But all of this is hard for me. It runs counter to my instincts and is impeded by my pessimism, my distrust of people I don’t know well, my “you can do anything you set out to do” upbringing, my lack of presence, and my long-standing means of self-protection.

So while I’ve received a wake-up call, I’m still groggy, unprepared, aching to go back to the warmth and comfort of sleep. I have the sense I’m on the threshold of a great shift in my life, and that this shift will be a positive one. But I’m reluctant, even now, to give up this foolish stand and move forward. Scared. But here I go.


November 29, 2014

See No Evil: The Morality of Collapse

Filed under: Preparing for Civilization's End — Dave Pollard @ 21:20

My latest article, See No Evil: The Morality of Collapse, is up at SHIFT magazine as part of its sixth edition. Check out the whole magazine! And if you like what you read, or prefer to read hard copy, please get this issue as a digital download (beautiful magazine layout) or sign up for an annual subscription (6 issues).

In this article, I ask the reader to consider these questions:

  • Is it acceptable to use violence when pacifism seems inadequate to confront the most devastating aspects of industrial civilization?
  • Are large public protests a means of raising awareness and political pressure, or are they a useless distraction from preparing for economic and political collapse?
  • Are social justice and equality essential preconditions for collectively addressing issues such as climate change, or would that be just rearranging the deckchairs on the Titanic?
  • Would it be a great service or a great disservice to deliberately provoke a collapse of markets and the economy in order to reduce consumption and energy use?
  • Is giving up on environmentalism and large-scale attempts in response to climate change, and instead focusing on local initiatives and personal and community preparedness, a realistic and pragmatic strategy, or dangerous, irresponsible defeatism?

Here’s the start of the article, and a link to the rest:


new political map 2014
As we wade into discussions about the consequences of collapse, and the most effective ways to become resilient in face of it, most of us avoid discussions about morals (personal standards of ‘right’ and ‘wrong’) and ethics (collective standards of ‘just’ and ‘unjust’ behaviours). As an example, it doesn’t matter whether climate change is human-caused, we assert, we need to focus on how to deal with it, not who to blame for it.

Alas, it is not so easy to avoid the issue, because our worldviews are inevitably rooted in our beliefs, including our moral and ethical ones. So when it comes to preparing for collapse, the different groups who accept that the near-term collapse of industrial civilization is inevitable (or at least requiring immediate and drastic action to avert) possess worldviews that are rooted in different, and I would argue, almost irreconcilable moral and ethical standards. This makes collaboration, or even agreement on what to do, fraught with difficulty, if not impossible.

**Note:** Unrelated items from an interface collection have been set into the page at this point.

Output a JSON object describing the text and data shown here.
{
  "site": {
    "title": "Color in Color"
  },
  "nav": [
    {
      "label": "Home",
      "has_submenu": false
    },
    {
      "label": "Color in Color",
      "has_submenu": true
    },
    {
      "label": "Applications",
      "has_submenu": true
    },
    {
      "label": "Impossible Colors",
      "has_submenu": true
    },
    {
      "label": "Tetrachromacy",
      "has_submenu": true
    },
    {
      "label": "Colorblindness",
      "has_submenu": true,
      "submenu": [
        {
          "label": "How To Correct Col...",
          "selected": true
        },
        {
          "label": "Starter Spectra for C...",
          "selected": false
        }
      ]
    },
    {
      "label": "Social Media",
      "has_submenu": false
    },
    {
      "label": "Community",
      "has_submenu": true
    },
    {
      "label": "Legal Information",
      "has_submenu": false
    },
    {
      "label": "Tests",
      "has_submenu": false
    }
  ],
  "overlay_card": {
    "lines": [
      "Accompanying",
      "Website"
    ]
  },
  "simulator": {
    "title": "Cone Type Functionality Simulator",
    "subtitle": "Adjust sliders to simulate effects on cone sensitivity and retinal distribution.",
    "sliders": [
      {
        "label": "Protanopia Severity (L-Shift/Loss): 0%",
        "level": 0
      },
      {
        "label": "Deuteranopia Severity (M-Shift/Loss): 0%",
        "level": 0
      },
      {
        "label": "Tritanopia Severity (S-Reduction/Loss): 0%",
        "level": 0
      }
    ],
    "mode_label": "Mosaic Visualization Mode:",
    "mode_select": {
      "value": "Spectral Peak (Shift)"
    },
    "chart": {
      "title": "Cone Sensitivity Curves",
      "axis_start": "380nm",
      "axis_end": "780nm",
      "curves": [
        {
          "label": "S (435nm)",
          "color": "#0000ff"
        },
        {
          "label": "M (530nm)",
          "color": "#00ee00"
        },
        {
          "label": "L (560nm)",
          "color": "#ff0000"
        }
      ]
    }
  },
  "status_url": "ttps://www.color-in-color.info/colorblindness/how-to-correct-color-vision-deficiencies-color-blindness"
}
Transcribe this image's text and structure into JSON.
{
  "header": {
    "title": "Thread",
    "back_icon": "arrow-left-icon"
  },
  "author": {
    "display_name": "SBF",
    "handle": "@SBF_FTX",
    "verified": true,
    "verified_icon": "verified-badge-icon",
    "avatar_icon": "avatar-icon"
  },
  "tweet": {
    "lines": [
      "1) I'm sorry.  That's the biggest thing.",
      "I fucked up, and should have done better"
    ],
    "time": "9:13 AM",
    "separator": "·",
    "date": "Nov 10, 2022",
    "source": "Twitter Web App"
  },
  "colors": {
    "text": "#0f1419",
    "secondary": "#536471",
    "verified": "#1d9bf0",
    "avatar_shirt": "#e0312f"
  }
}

Read the rest at SHIFT.

PS: More creative works coming soon on How to Save the World.

Older Posts »

Powered by WordPress